INSTRUCTIONS TO FOLLOW: All of the data below is to be copied again without changes.

EXTRACTED RECORDS:

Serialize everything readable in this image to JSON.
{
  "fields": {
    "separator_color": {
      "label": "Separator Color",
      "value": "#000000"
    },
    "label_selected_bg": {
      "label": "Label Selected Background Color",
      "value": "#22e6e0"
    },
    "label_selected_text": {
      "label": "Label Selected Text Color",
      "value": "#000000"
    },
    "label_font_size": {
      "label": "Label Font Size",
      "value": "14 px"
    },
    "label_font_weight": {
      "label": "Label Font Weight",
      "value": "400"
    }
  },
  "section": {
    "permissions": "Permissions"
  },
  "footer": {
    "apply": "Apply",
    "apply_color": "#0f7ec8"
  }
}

YOUR RESPONSE:
Serialize everything readable in this image to JSON.
{
  "fields": {
    "separator_color": {
      "label": "Separator Color",
      "value": "#000000"
    },
    "label_selected_bg": {
      "label": "Label Selected Background Color",
      "value": "#22e6e0"
    },
    "label_selected_text": {
      "label": "Label Selected Text Color",
      "value": "#000000"
    },
    "label_font_size": {
      "label": "Label Font Size",
      "value": "14 px"
    },
    "label_font_weight": {
      "label": "Label Font Weight",
      "value": "400"
    }
  },
  "section": {
    "permissions": "Permissions"
  },
  "footer": {
    "apply": "Apply",
    "apply_color": "#0f7ec8"
  }
}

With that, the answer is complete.